◆ **WORK INSTRUCTION**: What is needed is the full listing written out exactly, minus the pictures.

◆ **THE INPUT**:

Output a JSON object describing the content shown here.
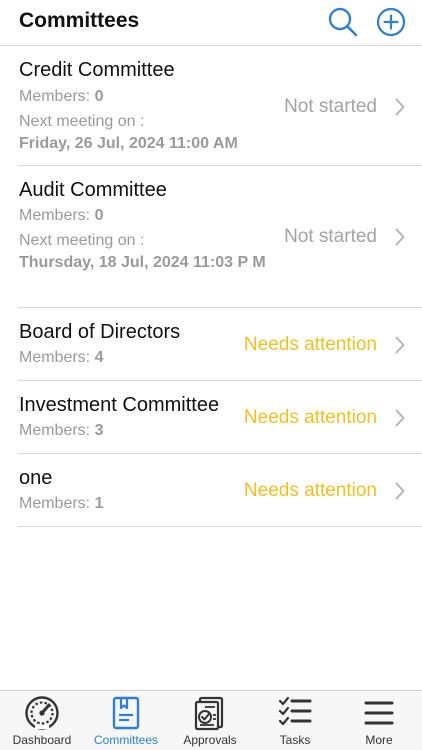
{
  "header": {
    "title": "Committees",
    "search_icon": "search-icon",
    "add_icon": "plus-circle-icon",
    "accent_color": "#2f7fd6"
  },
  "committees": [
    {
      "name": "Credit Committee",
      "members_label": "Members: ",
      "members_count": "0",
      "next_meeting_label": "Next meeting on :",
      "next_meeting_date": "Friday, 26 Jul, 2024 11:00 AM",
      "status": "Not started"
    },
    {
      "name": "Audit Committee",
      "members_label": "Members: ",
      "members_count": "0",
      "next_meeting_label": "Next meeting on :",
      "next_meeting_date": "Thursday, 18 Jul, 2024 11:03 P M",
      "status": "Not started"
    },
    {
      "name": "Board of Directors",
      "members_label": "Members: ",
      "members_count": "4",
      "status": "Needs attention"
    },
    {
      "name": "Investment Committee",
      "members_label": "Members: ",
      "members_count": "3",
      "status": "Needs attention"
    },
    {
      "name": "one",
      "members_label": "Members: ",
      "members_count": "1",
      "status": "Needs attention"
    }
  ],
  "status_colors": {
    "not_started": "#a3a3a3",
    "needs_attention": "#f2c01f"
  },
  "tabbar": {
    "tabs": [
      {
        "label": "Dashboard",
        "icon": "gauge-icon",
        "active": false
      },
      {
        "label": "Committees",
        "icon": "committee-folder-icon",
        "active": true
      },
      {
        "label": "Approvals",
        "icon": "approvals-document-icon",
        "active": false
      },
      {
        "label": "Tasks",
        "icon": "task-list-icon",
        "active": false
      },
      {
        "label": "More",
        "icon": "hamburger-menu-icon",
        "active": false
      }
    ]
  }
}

◆ **TASK ANSWER**:
Output a JSON object describing the content shown here.
{
  "header": {
    "title": "Committees",
    "search_icon": "search-icon",
    "add_icon": "plus-circle-icon",
    "accent_color": "#2f7fd6"
  },
  "committees": [
    {
      "name": "Credit Committee",
      "members_label": "Members: ",
      "members_count": "0",
      "next_meeting_label": "Next meeting on :",
      "next_meeting_date": "Friday, 26 Jul, 2024 11:00 AM",
      "status": "Not started"
    },
    {
      "name": "Audit Committee",
      "members_label": "Members: ",
      "members_count": "0",
      "next_meeting_label": "Next meeting on :",
      "next_meeting_date": "Thursday, 18 Jul, 2024 11:03 P M",
      "status": "Not started"
    },
    {
      "name": "Board of Directors",
      "members_label": "Members: ",
      "members_count": "4",
      "status": "Needs attention"
    },
    {
      "name": "Investment Committee",
      "members_label": "Members: ",
      "members_count": "3",
      "status": "Needs attention"
    },
    {
      "name": "one",
      "members_label": "Members: ",
      "members_count": "1",
      "status": "Needs attention"
    }
  ],
  "status_colors": {
    "not_started": "#a3a3a3",
    "needs_attention": "#f2c01f"
  },
  "tabbar": {
    "tabs": [
      {
        "label": "Dashboard",
        "icon": "gauge-icon",
        "active": false
      },
      {
        "label": "Committees",
        "icon": "committee-folder-icon",
        "active": true
      },
      {
        "label": "Approvals",
        "icon": "approvals-document-icon",
        "active": false
      },
      {
        "label": "Tasks",
        "icon": "task-list-icon",
        "active": false
      },
      {
        "label": "More",
        "icon": "hamburger-menu-icon",
        "active": false
      }
    ]
  }
}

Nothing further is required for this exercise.